■ Records from a data collection:
BEGIN
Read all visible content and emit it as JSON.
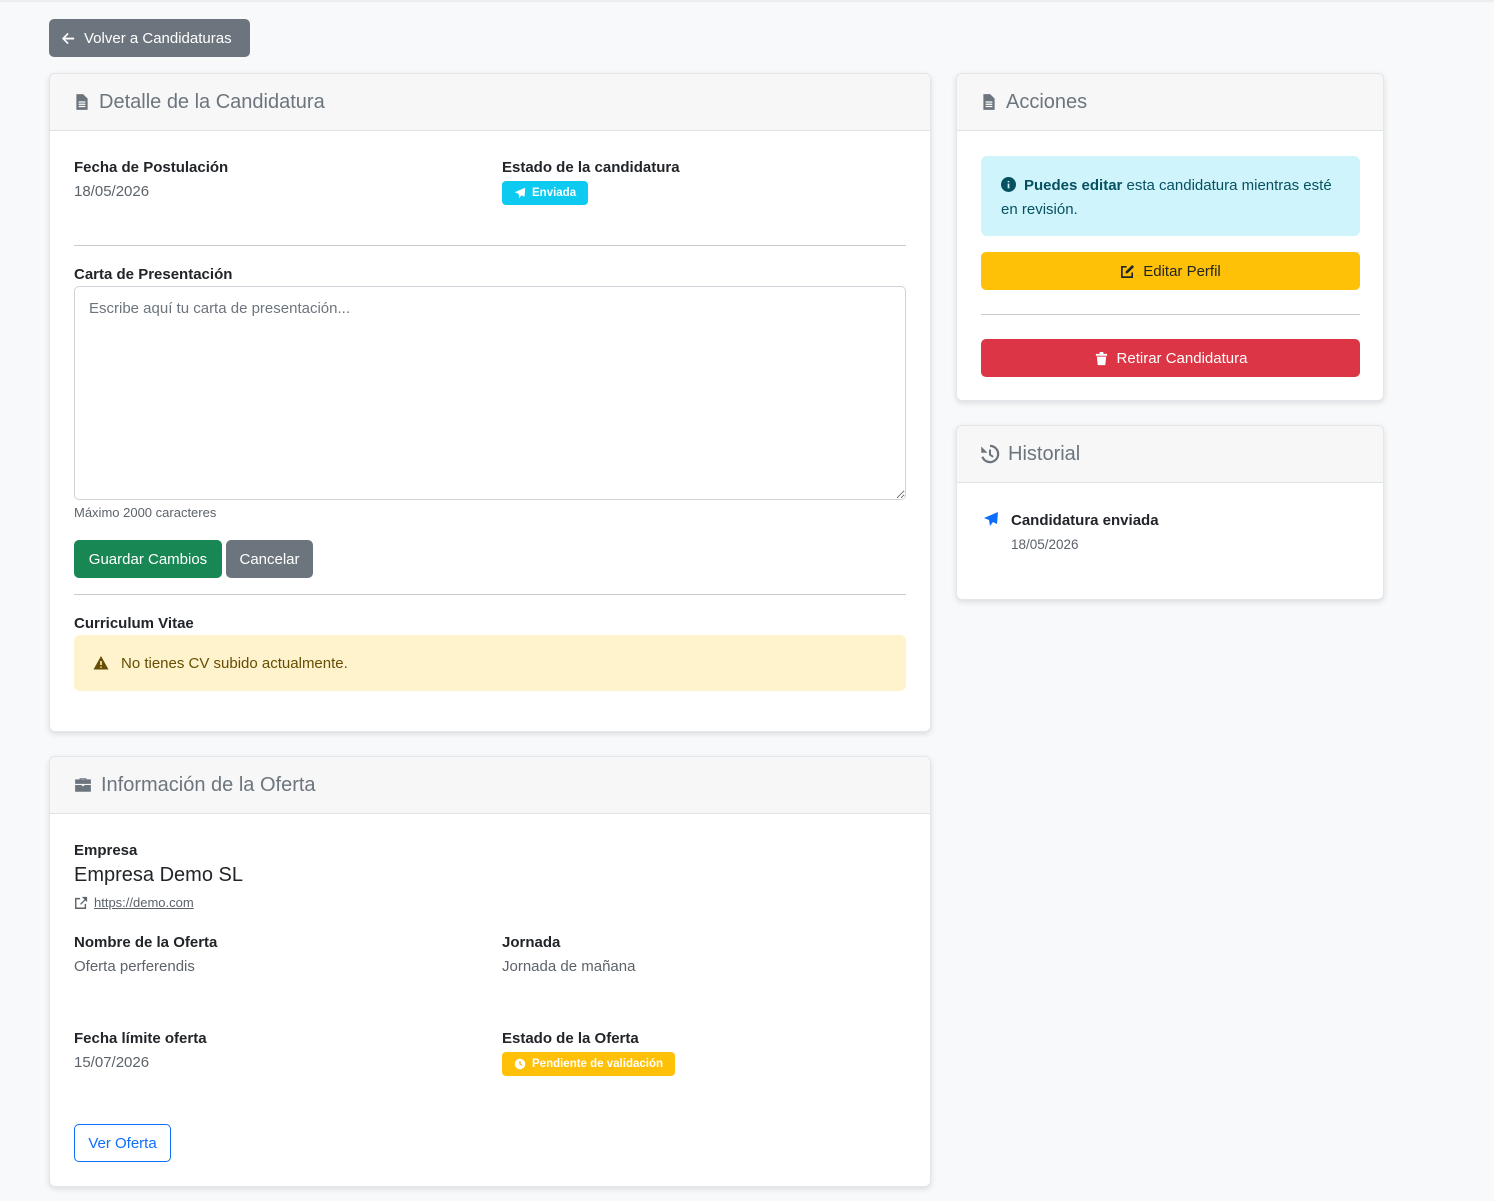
{
  "back_button": {
    "label": "Volver a Candidaturas"
  },
  "detail": {
    "title": "Detalle de la Candidatura",
    "fecha_label": "Fecha de Postulación",
    "fecha_value": "18/05/2026",
    "estado_label": "Estado de la candidatura",
    "estado_badge": "Enviada",
    "carta_label": "Carta de Presentación",
    "carta_placeholder": "Escribe aquí tu carta de presentación...",
    "carta_help": "Máximo 2000 caracteres",
    "save_button": "Guardar Cambios",
    "cancel_button": "Cancelar",
    "cv_label": "Curriculum Vitae",
    "cv_alert": "No tienes CV subido actualmente."
  },
  "offer": {
    "title": "Información de la Oferta",
    "empresa_label": "Empresa",
    "empresa_name": "Empresa Demo SL",
    "empresa_url": "https://demo.com",
    "nombre_label": "Nombre de la Oferta",
    "nombre_value": "Oferta perferendis",
    "jornada_label": "Jornada",
    "jornada_value": "Jornada de mañana",
    "fecha_limite_label": "Fecha límite oferta",
    "fecha_limite_value": "15/07/2026",
    "estado_label": "Estado de la Oferta",
    "estado_badge": "Pendiente de validación",
    "ver_button": "Ver Oferta"
  },
  "actions": {
    "title": "Acciones",
    "info_bold": "Puedes editar",
    "info_rest": " esta candidatura mientras esté en revisión.",
    "edit_button": "Editar Perfil",
    "withdraw_button": "Retirar Candidatura"
  },
  "history": {
    "title": "Historial",
    "items": [
      {
        "label": "Candidatura enviada",
        "date": "18/05/2026"
      }
    ]
  },
  "colors": {
    "secondary": "#6c757d",
    "info": "#0dcaf0",
    "warning": "#ffc107",
    "danger": "#dc3545",
    "success": "#198754",
    "primary": "#0d6efd"
  }
}
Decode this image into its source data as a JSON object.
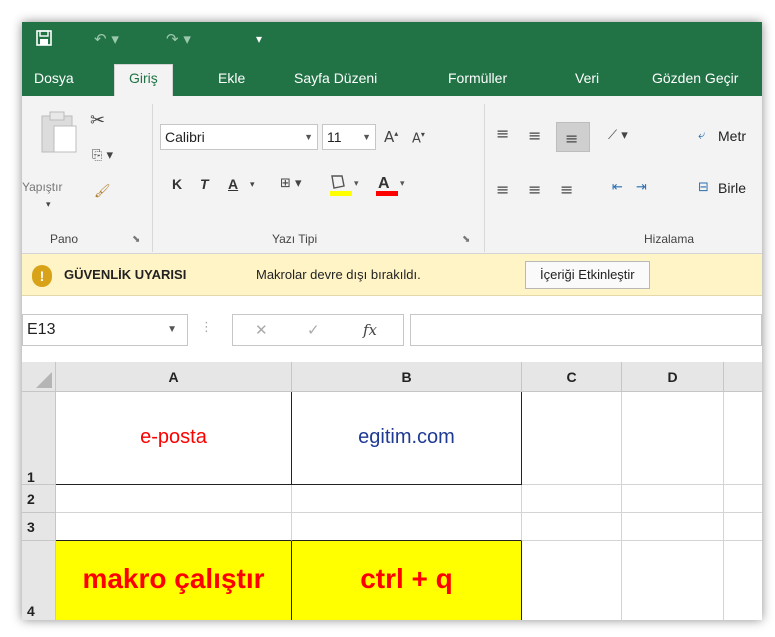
{
  "qat": {
    "save_icon": "save-icon",
    "undo_icon": "undo-icon",
    "redo_icon": "redo-icon",
    "customize_icon": "customize-qat-icon"
  },
  "tabs": [
    {
      "label": "Dosya"
    },
    {
      "label": "Giriş",
      "active": true
    },
    {
      "label": "Ekle"
    },
    {
      "label": "Sayfa Düzeni"
    },
    {
      "label": "Formüller"
    },
    {
      "label": "Veri"
    },
    {
      "label": "Gözden Geçir"
    }
  ],
  "ribbon": {
    "clipboard": {
      "paste_label": "Yapıştır",
      "group_label": "Pano"
    },
    "font": {
      "font_name": "Calibri",
      "font_size": "11",
      "bold": "K",
      "italic": "T",
      "underline": "A",
      "group_label": "Yazı Tipi",
      "fill_color": "#ffff00",
      "font_color": "#ff0000"
    },
    "alignment": {
      "wrap_label": "Metr",
      "merge_label": "Birle",
      "group_label": "Hizalama"
    }
  },
  "security": {
    "title": "GÜVENLİK UYARISI",
    "message": "Makrolar devre dışı bırakıldı.",
    "button": "İçeriği Etkinleştir"
  },
  "formula_bar": {
    "name_box": "E13",
    "cancel_symbol": "✕",
    "enter_symbol": "✓",
    "fx_symbol": "fx",
    "formula": ""
  },
  "grid": {
    "columns": [
      "A",
      "B",
      "C",
      "D"
    ],
    "rows": [
      "1",
      "2",
      "3",
      "4"
    ],
    "cells": {
      "A1": "e-posta",
      "B1": "egitim.com",
      "A4": "makro çalıştır",
      "B4": "ctrl + q"
    },
    "colors": {
      "a1_text": "#ff0000",
      "b1_text": "#1f3a93",
      "row4_fill": "#ffff00",
      "row4_text": "#ff0000"
    }
  }
}
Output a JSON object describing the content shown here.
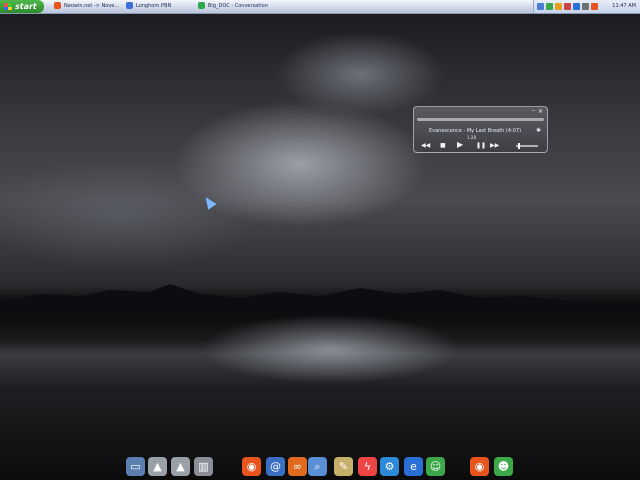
{
  "taskbar": {
    "start_label": "start",
    "tasks": [
      {
        "label": "Neowin.net -> Nove...",
        "icon": "firefox-icon",
        "color": "#e8541d"
      },
      {
        "label": "Longhorn PBN",
        "icon": "browser-icon",
        "color": "#3d6fd8"
      },
      {
        "label": "Big_DOC - Conversation",
        "icon": "msn-icon",
        "color": "#2aa84a"
      }
    ],
    "clock": "11:47 AM"
  },
  "player": {
    "track": "Evanescence - My Last Breath (4:07)",
    "time": "1:28",
    "controls": [
      "rewind",
      "stop",
      "play",
      "pause",
      "forward"
    ]
  },
  "dock": {
    "items": [
      {
        "name": "laptop-icon",
        "color": "#5a7fb0",
        "glyph": "▭"
      },
      {
        "name": "drive-icon-1",
        "color": "#9aa0a8",
        "glyph": "▲"
      },
      {
        "name": "drive-icon-2",
        "color": "#9aa0a8",
        "glyph": "▲"
      },
      {
        "name": "trash-icon",
        "color": "#8a8f98",
        "glyph": "▥"
      },
      {
        "name": "firefox-icon",
        "color": "#e8541d",
        "glyph": "◉"
      },
      {
        "name": "mail-icon",
        "color": "#3b6fc4",
        "glyph": "@"
      },
      {
        "name": "rss-icon",
        "color": "#e06a1e",
        "glyph": "∞"
      },
      {
        "name": "search-icon",
        "color": "#5a8fd6",
        "glyph": "⌕"
      },
      {
        "name": "notes-icon",
        "color": "#c7b06a",
        "glyph": "✎"
      },
      {
        "name": "lightning-icon",
        "color": "#e44",
        "glyph": "ϟ"
      },
      {
        "name": "gear-icon",
        "color": "#2c8ad8",
        "glyph": "⚙"
      },
      {
        "name": "ie-icon",
        "color": "#2a6fd6",
        "glyph": "e"
      },
      {
        "name": "msn-icon",
        "color": "#3ba84a",
        "glyph": "☺"
      },
      {
        "name": "firefox-icon-2",
        "color": "#e8541d",
        "glyph": "◉"
      },
      {
        "name": "users-icon",
        "color": "#3ba84a",
        "glyph": "☻"
      }
    ]
  }
}
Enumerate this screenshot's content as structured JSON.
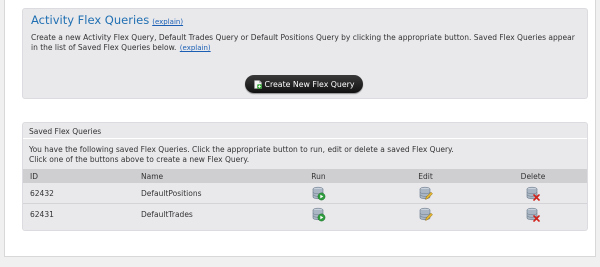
{
  "activity": {
    "title": "Activity Flex Queries",
    "explain_link": "(explain)",
    "description": "Create a new Activity Flex Query, Default Trades Query or Default Positions Query by clicking the appropriate button. Saved Flex Queries appear in the list of Saved Flex Queries below.",
    "description_link": "(explain)",
    "create_button": "Create New Flex Query"
  },
  "saved": {
    "title": "Saved Flex Queries",
    "line1": "You have the following saved Flex Queries. Click the appropriate button to run, edit or delete a saved Flex Query.",
    "line2": "Click one of the buttons above to create a new Flex Query.",
    "columns": [
      "ID",
      "Name",
      "Run",
      "Edit",
      "Delete"
    ],
    "rows": [
      {
        "id": "62432",
        "name": "DefaultPositions"
      },
      {
        "id": "62431",
        "name": "DefaultTrades"
      }
    ]
  },
  "icons": {
    "run": "database-run-icon",
    "edit": "database-edit-icon",
    "delete": "database-delete-icon",
    "create": "new-document-icon"
  },
  "colors": {
    "title": "#1f6fb2",
    "link": "#1a5fb4",
    "button": "#222222",
    "header_bg": "#cfcfd2",
    "panel_bg": "#e9e9ec"
  }
}
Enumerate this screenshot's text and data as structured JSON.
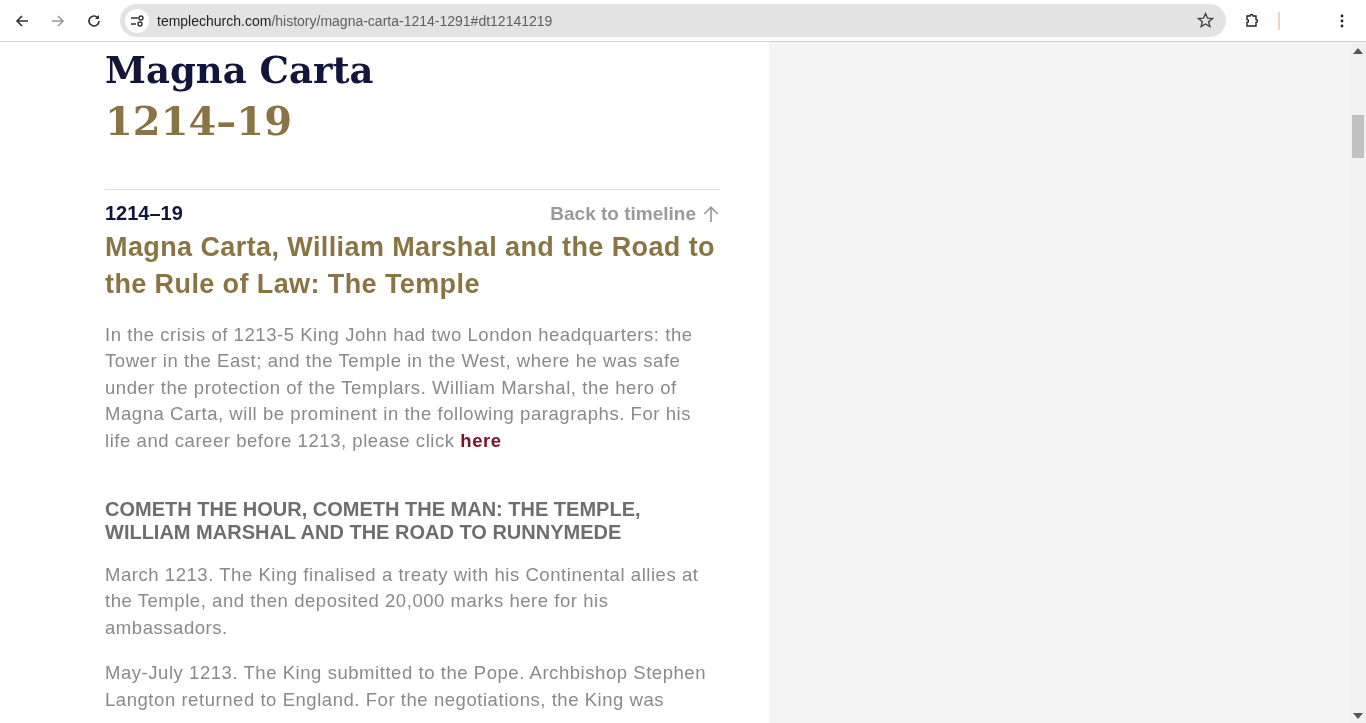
{
  "browser": {
    "url_host": "templechurch.com",
    "url_path": "/history/magna-carta-1214-1291#dt12141219"
  },
  "article": {
    "title": "Magna Carta",
    "title_dates": "1214–19",
    "entry_date": "1214–19",
    "back_link": "Back to timeline",
    "heading": "Magna Carta, William Marshal and the Road to the Rule of Law: The Temple",
    "intro": {
      "text": "In the crisis of 1213-5 King John had two London headquarters: the Tower in the East; and the Temple in the West, where he was safe under the protection of the Templars. William Marshal, the hero of Magna Carta, will be prominent in the following paragraphs. For his life and career before 1213, please click ",
      "link": "here"
    },
    "subheading": "COMETH THE HOUR, COMETH THE MAN: THE TEMPLE, WILLIAM MARSHAL AND THE ROAD TO RUNNYMEDE",
    "paragraphs": [
      "March 1213. The King finalised a treaty with his Continental allies at the Temple, and then deposited 20,000 marks here for his ambassadors.",
      "May-July 1213. The King submitted to the Pope. Archbishop Stephen Langton returned to England. For the negotiations, the King was"
    ]
  }
}
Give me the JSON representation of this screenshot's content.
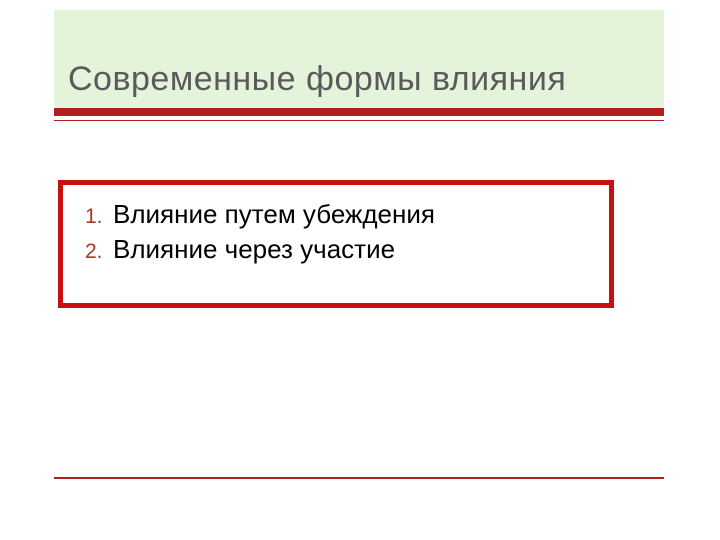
{
  "slide": {
    "title": "Современные формы влияния",
    "items": [
      {
        "number": "1.",
        "text": "Влияние путем убеждения"
      },
      {
        "number": "2.",
        "text": "Влияние через участие"
      }
    ]
  },
  "colors": {
    "header_bg": "#e3f4db",
    "accent": "#b01e1e",
    "box_border": "#c71010",
    "title_color": "#5a5a5a",
    "number_color": "#a93822"
  }
}
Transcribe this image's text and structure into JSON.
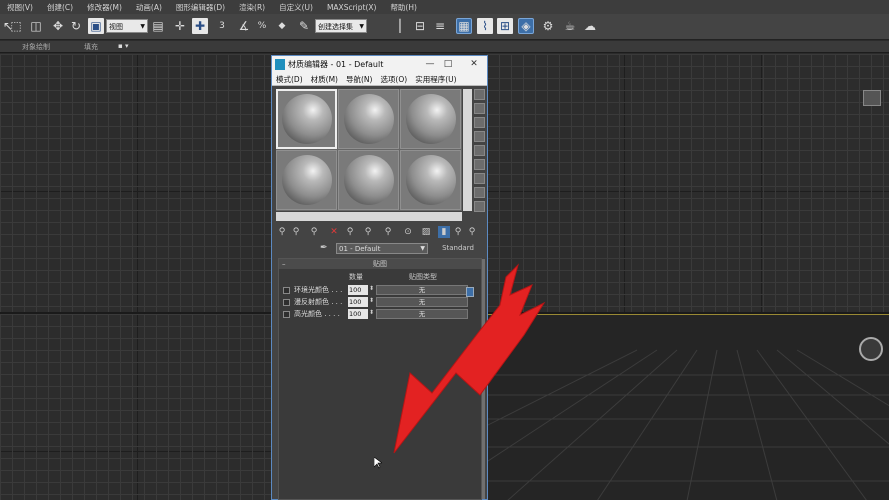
{
  "menubar": {
    "items": [
      "视图(V)",
      "创建(C)",
      "修改器(M)",
      "动画(A)",
      "图形编辑器(D)",
      "渲染(R)",
      "自定义(U)",
      "MAXScript(X)",
      "帮助(H)"
    ]
  },
  "toolbar": {
    "view_select": "视图",
    "selection_set": "创建选择集"
  },
  "ribbon": {
    "tab_object_paint": "对象绘制",
    "tab_fill": "填充"
  },
  "dialog": {
    "title": "材质编辑器 - 01 - Default",
    "menu": [
      "模式(D)",
      "材质(M)",
      "导航(N)",
      "选项(O)",
      "实用程序(U)"
    ],
    "material_name": "01 - Default",
    "material_type": "Standard",
    "maps_panel": {
      "header": "贴图",
      "col_amount": "数量",
      "col_map_type": "贴图类型",
      "rows": [
        {
          "label": "环境光颜色 . . .",
          "amount": "100",
          "map": "无"
        },
        {
          "label": "漫反射颜色 . . .",
          "amount": "100",
          "map": "无"
        },
        {
          "label": "高光颜色 . . . .",
          "amount": "100",
          "map": "无"
        }
      ]
    }
  },
  "icons": [
    "material-editor-logo-icon",
    "sphere-icon",
    "arrow-down-icon"
  ],
  "colors": {
    "annotation_arrow": "#e32222",
    "dialog_border": "#5c8ac2",
    "viewport_bg": "#2c2c2c"
  }
}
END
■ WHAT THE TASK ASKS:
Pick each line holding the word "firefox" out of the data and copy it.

■ WORKED SOLUTION:
        "icon": "firefox-icon",
        "name": "firefox-icon",
        "name": "firefox-icon-2",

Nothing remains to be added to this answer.